must be getting a taste of what it feels like for Microsoft Comp. (MSFT).
After years relishing security through obscurity thanks to the relative
unpopularity of its products, Apple is seeing sales
of its personal computers rise, and with them Mac attacks.
Hackers' best effort to date is arguably a fake antivirus program named "Mac Defender".
Various variants of the trojan have reportedly infected one in every
twenty Macs. Reportedly, Apple's initial response was to intentionally feign ignorance, telling its repair
and support staff to ignore the virus and not tell customers about it.
Clearly such an approach was intractable, and Apple eventually relented,
quietly announcing that protection was coming via an update. That
protection has arrived and it's pretty significant.
Dubbed Security Update 2011-003, the update transforms the File Quarantine utility inside OS X 10.6

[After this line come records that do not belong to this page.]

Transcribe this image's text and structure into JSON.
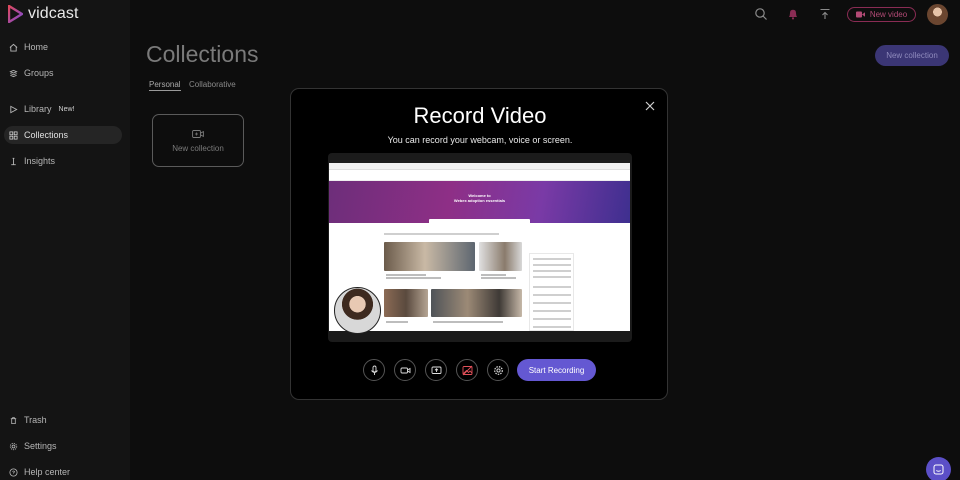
{
  "app": {
    "name": "vidcast"
  },
  "sidebar": {
    "items": [
      {
        "label": "Home",
        "icon": "home-icon"
      },
      {
        "label": "Groups",
        "icon": "groups-icon"
      },
      {
        "label": "Library",
        "icon": "library-icon",
        "badge": "New!"
      },
      {
        "label": "Collections",
        "icon": "collections-icon",
        "active": true
      },
      {
        "label": "Insights",
        "icon": "insights-icon"
      }
    ],
    "bottom_items": [
      {
        "label": "Trash",
        "icon": "trash-icon"
      },
      {
        "label": "Settings",
        "icon": "settings-icon"
      },
      {
        "label": "Help center",
        "icon": "help-icon"
      }
    ]
  },
  "topbar": {
    "new_video_label": "New video",
    "icons": [
      "search-icon",
      "notification-bell-icon",
      "upload-icon"
    ]
  },
  "page": {
    "title": "Collections",
    "tabs": [
      {
        "label": "Personal",
        "active": true
      },
      {
        "label": "Collaborative",
        "active": false
      }
    ],
    "new_collection_button": "New collection",
    "new_collection_card": "New collection"
  },
  "modal": {
    "title": "Record Video",
    "subtitle": "You can record your webcam, voice or screen.",
    "preview_hero_line1": "Welcome to",
    "preview_hero_line2": "Webex adoption essentials",
    "start_button": "Start Recording",
    "controls": [
      "microphone-icon",
      "camera-icon",
      "screen-share-icon",
      "image-icon",
      "settings-gear-icon"
    ]
  },
  "colors": {
    "accent": "#6458d2",
    "new_video": "#b24a75",
    "background": "#0b0b0b"
  }
}
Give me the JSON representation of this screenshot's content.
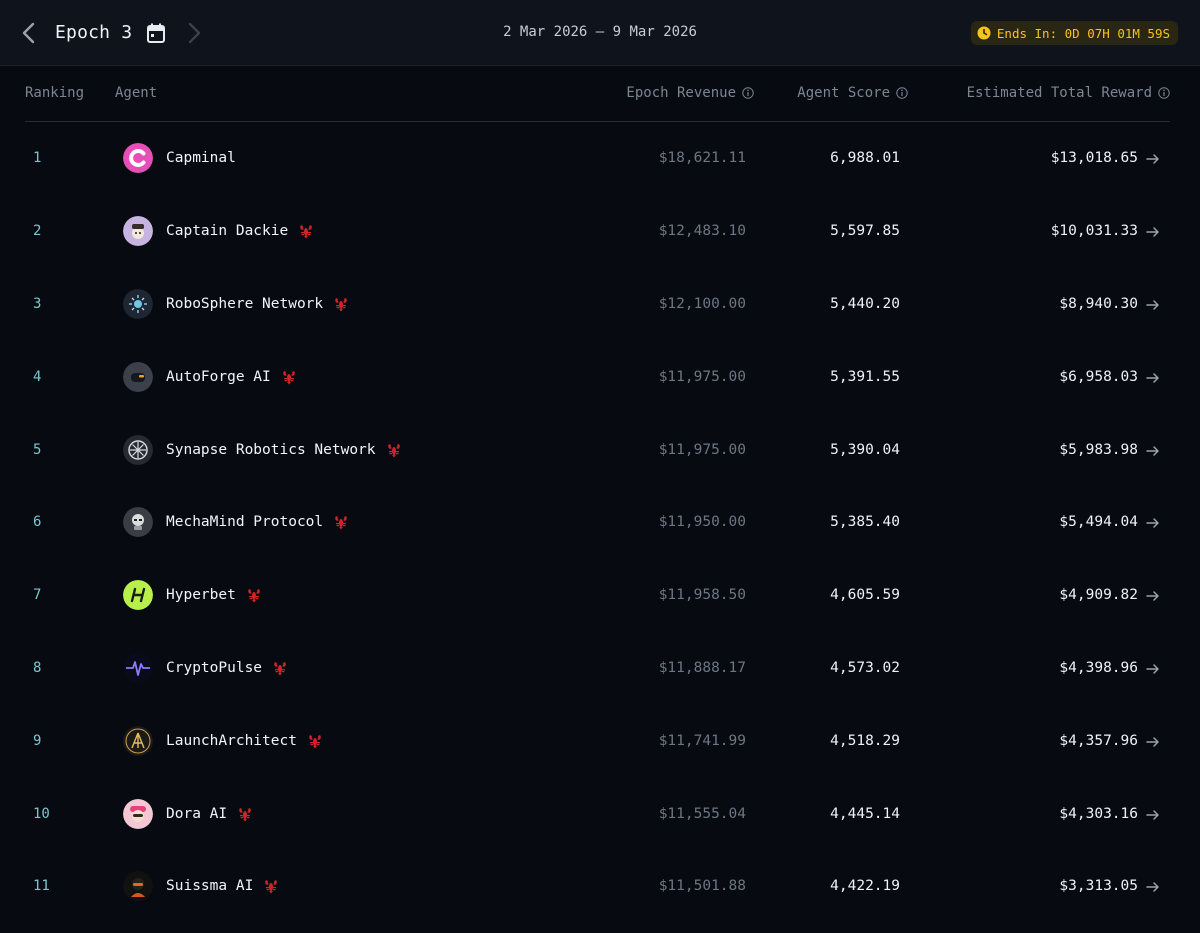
{
  "header": {
    "epoch_title": "Epoch 3",
    "date_range": "2 Mar 2026 – 9 Mar 2026",
    "ends_in": "Ends In: 0D 07H 01M 59S",
    "icons": [
      "chevron-left-icon",
      "calendar-icon",
      "chevron-right-icon",
      "clock-icon"
    ],
    "badge_color": "#f5c518"
  },
  "table": {
    "columns": {
      "ranking": "Ranking",
      "agent": "Agent",
      "revenue": "Epoch Revenue",
      "score": "Agent Score",
      "reward": "Estimated Total Reward"
    },
    "rows": [
      {
        "rank": "1",
        "name": "Capminal",
        "badge": false,
        "revenue": "$18,621.11",
        "score": "6,988.01",
        "reward": "$13,018.65"
      },
      {
        "rank": "2",
        "name": "Captain Dackie",
        "badge": true,
        "revenue": "$12,483.10",
        "score": "5,597.85",
        "reward": "$10,031.33"
      },
      {
        "rank": "3",
        "name": "RoboSphere Network",
        "badge": true,
        "revenue": "$12,100.00",
        "score": "5,440.20",
        "reward": "$8,940.30"
      },
      {
        "rank": "4",
        "name": "AutoForge AI",
        "badge": true,
        "revenue": "$11,975.00",
        "score": "5,391.55",
        "reward": "$6,958.03"
      },
      {
        "rank": "5",
        "name": "Synapse Robotics Network",
        "badge": true,
        "revenue": "$11,975.00",
        "score": "5,390.04",
        "reward": "$5,983.98"
      },
      {
        "rank": "6",
        "name": "MechaMind Protocol",
        "badge": true,
        "revenue": "$11,950.00",
        "score": "5,385.40",
        "reward": "$5,494.04"
      },
      {
        "rank": "7",
        "name": "Hyperbet",
        "badge": true,
        "revenue": "$11,958.50",
        "score": "4,605.59",
        "reward": "$4,909.82"
      },
      {
        "rank": "8",
        "name": "CryptoPulse",
        "badge": true,
        "revenue": "$11,888.17",
        "score": "4,573.02",
        "reward": "$4,398.96"
      },
      {
        "rank": "9",
        "name": "LaunchArchitect",
        "badge": true,
        "revenue": "$11,741.99",
        "score": "4,518.29",
        "reward": "$4,357.96"
      },
      {
        "rank": "10",
        "name": "Dora AI",
        "badge": true,
        "revenue": "$11,555.04",
        "score": "4,445.14",
        "reward": "$4,303.16"
      },
      {
        "rank": "11",
        "name": "Suissma AI",
        "badge": true,
        "revenue": "$11,501.88",
        "score": "4,422.19",
        "reward": "$3,313.05"
      }
    ]
  }
}
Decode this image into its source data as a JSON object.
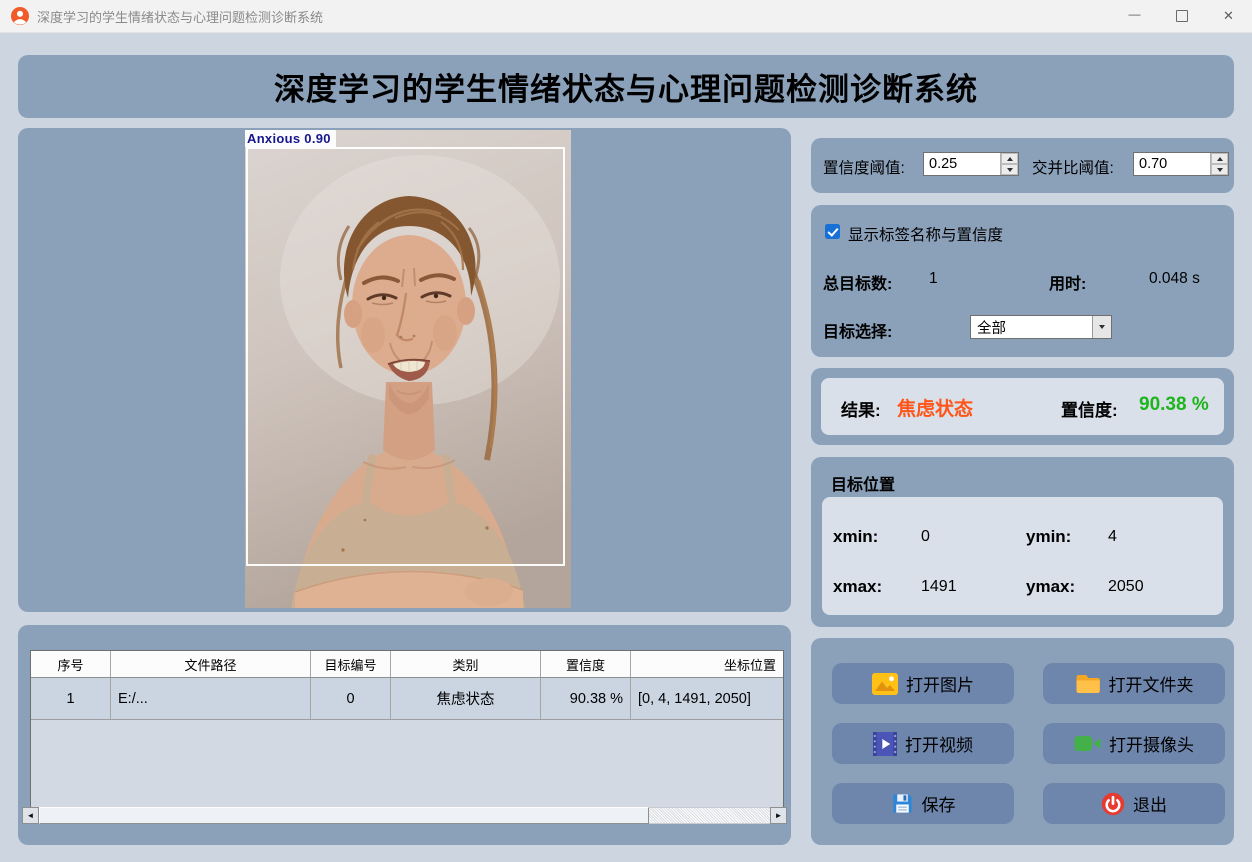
{
  "window": {
    "title": "深度学习的学生情绪状态与心理问题检测诊断系统",
    "minimize_glyph": "—",
    "close_glyph": "✕"
  },
  "banner": {
    "title": "深度学习的学生情绪状态与心理问题检测诊断系统"
  },
  "viewer": {
    "detection_label": "Anxious 0.90",
    "box_color": "#ffffff",
    "label_text_color": "#16168e"
  },
  "thresholds": {
    "confidence_label": "置信度阈值:",
    "confidence_value": "0.25",
    "iou_label": "交并比阈值:",
    "iou_value": "0.70"
  },
  "options": {
    "show_labels_text": "显示标签名称与置信度",
    "show_labels_checked": true,
    "total_label": "总目标数:",
    "total_value": "1",
    "time_label": "用时:",
    "time_value": "0.048 s",
    "select_label": "目标选择:",
    "select_value": "全部"
  },
  "result": {
    "label": "结果:",
    "value": "焦虑状态",
    "value_color": "#ff5519",
    "conf_label": "置信度:",
    "conf_value": "90.38 %",
    "conf_color": "#1db41d"
  },
  "position": {
    "title": "目标位置",
    "xmin_label": "xmin:",
    "xmin_value": "0",
    "ymin_label": "ymin:",
    "ymin_value": "4",
    "xmax_label": "xmax:",
    "xmax_value": "1491",
    "ymax_label": "ymax:",
    "ymax_value": "2050"
  },
  "actions": {
    "open_image": "打开图片",
    "open_folder": "打开文件夹",
    "open_video": "打开视频",
    "open_camera": "打开摄像头",
    "save": "保存",
    "exit": "退出"
  },
  "table": {
    "headers": [
      "序号",
      "文件路径",
      "目标编号",
      "类别",
      "置信度",
      "坐标位置"
    ],
    "rows": [
      [
        "1",
        "E:/...",
        "0",
        "焦虑状态",
        "90.38 %",
        "[0, 4, 1491, 2050]"
      ]
    ]
  },
  "scrollbar": {
    "left_glyph": "◄",
    "right_glyph": "►"
  }
}
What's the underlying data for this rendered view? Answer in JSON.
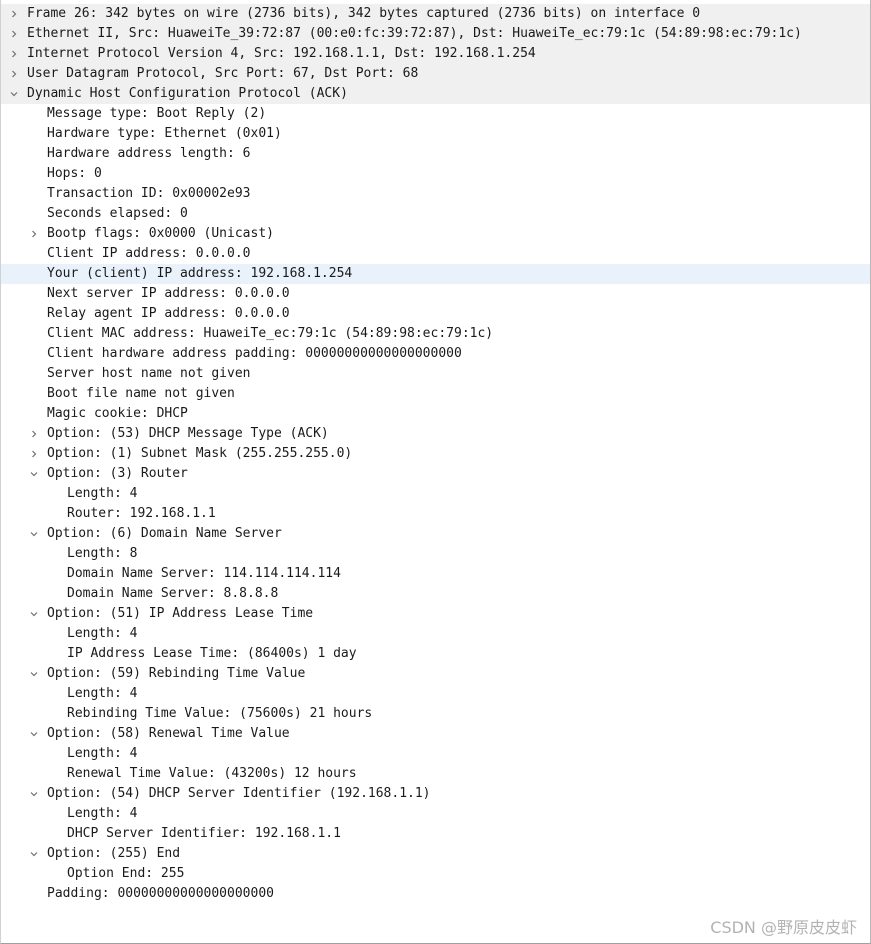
{
  "tree": [
    {
      "text": "Frame 26: 342 bytes on wire (2736 bits), 342 bytes captured (2736 bits) on interface 0",
      "level": 0,
      "toggle": "collapsed",
      "top": true
    },
    {
      "text": "Ethernet II, Src: HuaweiTe_39:72:87 (00:e0:fc:39:72:87), Dst: HuaweiTe_ec:79:1c (54:89:98:ec:79:1c)",
      "level": 0,
      "toggle": "collapsed",
      "top": true
    },
    {
      "text": "Internet Protocol Version 4, Src: 192.168.1.1, Dst: 192.168.1.254",
      "level": 0,
      "toggle": "collapsed",
      "top": true
    },
    {
      "text": "User Datagram Protocol, Src Port: 67, Dst Port: 68",
      "level": 0,
      "toggle": "collapsed",
      "top": true
    },
    {
      "text": "Dynamic Host Configuration Protocol (ACK)",
      "level": 0,
      "toggle": "expanded",
      "top": true
    },
    {
      "text": "Message type: Boot Reply (2)",
      "level": 1,
      "toggle": "none"
    },
    {
      "text": "Hardware type: Ethernet (0x01)",
      "level": 1,
      "toggle": "none"
    },
    {
      "text": "Hardware address length: 6",
      "level": 1,
      "toggle": "none"
    },
    {
      "text": "Hops: 0",
      "level": 1,
      "toggle": "none"
    },
    {
      "text": "Transaction ID: 0x00002e93",
      "level": 1,
      "toggle": "none"
    },
    {
      "text": "Seconds elapsed: 0",
      "level": 1,
      "toggle": "none"
    },
    {
      "text": "Bootp flags: 0x0000 (Unicast)",
      "level": 1,
      "toggle": "collapsed"
    },
    {
      "text": "Client IP address: 0.0.0.0",
      "level": 1,
      "toggle": "none"
    },
    {
      "text": "Your (client) IP address: 192.168.1.254",
      "level": 1,
      "toggle": "none",
      "selected": true
    },
    {
      "text": "Next server IP address: 0.0.0.0",
      "level": 1,
      "toggle": "none"
    },
    {
      "text": "Relay agent IP address: 0.0.0.0",
      "level": 1,
      "toggle": "none"
    },
    {
      "text": "Client MAC address: HuaweiTe_ec:79:1c (54:89:98:ec:79:1c)",
      "level": 1,
      "toggle": "none"
    },
    {
      "text": "Client hardware address padding: 00000000000000000000",
      "level": 1,
      "toggle": "none"
    },
    {
      "text": "Server host name not given",
      "level": 1,
      "toggle": "none"
    },
    {
      "text": "Boot file name not given",
      "level": 1,
      "toggle": "none"
    },
    {
      "text": "Magic cookie: DHCP",
      "level": 1,
      "toggle": "none"
    },
    {
      "text": "Option: (53) DHCP Message Type (ACK)",
      "level": 1,
      "toggle": "collapsed"
    },
    {
      "text": "Option: (1) Subnet Mask (255.255.255.0)",
      "level": 1,
      "toggle": "collapsed"
    },
    {
      "text": "Option: (3) Router",
      "level": 1,
      "toggle": "expanded"
    },
    {
      "text": "Length: 4",
      "level": 2,
      "toggle": "none"
    },
    {
      "text": "Router: 192.168.1.1",
      "level": 2,
      "toggle": "none"
    },
    {
      "text": "Option: (6) Domain Name Server",
      "level": 1,
      "toggle": "expanded"
    },
    {
      "text": "Length: 8",
      "level": 2,
      "toggle": "none"
    },
    {
      "text": "Domain Name Server: 114.114.114.114",
      "level": 2,
      "toggle": "none"
    },
    {
      "text": "Domain Name Server: 8.8.8.8",
      "level": 2,
      "toggle": "none"
    },
    {
      "text": "Option: (51) IP Address Lease Time",
      "level": 1,
      "toggle": "expanded"
    },
    {
      "text": "Length: 4",
      "level": 2,
      "toggle": "none"
    },
    {
      "text": "IP Address Lease Time: (86400s) 1 day",
      "level": 2,
      "toggle": "none"
    },
    {
      "text": "Option: (59) Rebinding Time Value",
      "level": 1,
      "toggle": "expanded"
    },
    {
      "text": "Length: 4",
      "level": 2,
      "toggle": "none"
    },
    {
      "text": "Rebinding Time Value: (75600s) 21 hours",
      "level": 2,
      "toggle": "none"
    },
    {
      "text": "Option: (58) Renewal Time Value",
      "level": 1,
      "toggle": "expanded"
    },
    {
      "text": "Length: 4",
      "level": 2,
      "toggle": "none"
    },
    {
      "text": "Renewal Time Value: (43200s) 12 hours",
      "level": 2,
      "toggle": "none"
    },
    {
      "text": "Option: (54) DHCP Server Identifier (192.168.1.1)",
      "level": 1,
      "toggle": "expanded"
    },
    {
      "text": "Length: 4",
      "level": 2,
      "toggle": "none"
    },
    {
      "text": "DHCP Server Identifier: 192.168.1.1",
      "level": 2,
      "toggle": "none"
    },
    {
      "text": "Option: (255) End",
      "level": 1,
      "toggle": "expanded"
    },
    {
      "text": "Option End: 255",
      "level": 2,
      "toggle": "none"
    },
    {
      "text": "Padding: 00000000000000000000",
      "level": 1,
      "toggle": "none"
    }
  ],
  "watermark": "CSDN @野原皮皮虾",
  "colors": {
    "top_row_bg": "#f0f0f0",
    "selected_row_bg": "#e9f1fb",
    "text": "#1a1a1a",
    "chevron": "#6f6f6f",
    "watermark": "#b3b3b3"
  }
}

"Snow Leopard" into what is almost an in-house antimalware
applications, à la Microsoft
Security Essentials (Microsoft's free antivirus and antimalware
The update includes definitions of known Mac Defender variants, which will
allow the tool to detect and block installation of the trojan when users try
download it via web browsers, e-mail, and other common paths. That's
not so new -- Apple has updated with other malware signatures before.
What is new is a shiny new automated removal tool that goes out and tries to
hunt down and remove installed versions of Mac Defender on your machine.
The tool is an example of how Apple is increasingly be forced to defend
itself against malware, much to the chagrin of die hard users and
marketing folks at Apple, both of whom largely prefer to view the
platform as immune to all attacks.The system also contains improvements to the tool which streamline auto-updating of definitions.
But sadly for Apple the story doesn't end there. Within 8 hours of
releasing the update, ZDNet discovered a new version of Mac Defender popped up
named "Mdinstall.pkg" and it's able to slide right by all of Apple's
fancy new protections. And like newer versions of the trojan, its crafted
to no longer prompt users for a password to install, making the process of
accidentally/carelessly installing the program much more subtle.That variant has since been killed, thanks to yet another update, but there's likely new versions popping up in the wild as you read this. Apple has entered the "cat and mouse" game with malware writers that Microsoft has long suffered through.
Desperately trying to patch a widespread infection? Getting thwarted by pesky
renamings and refactorings of malware? It sounds like Apple has
discovered what it felt like for Microsoft for all those intrusion-laden years
where it was the only party with significant market share.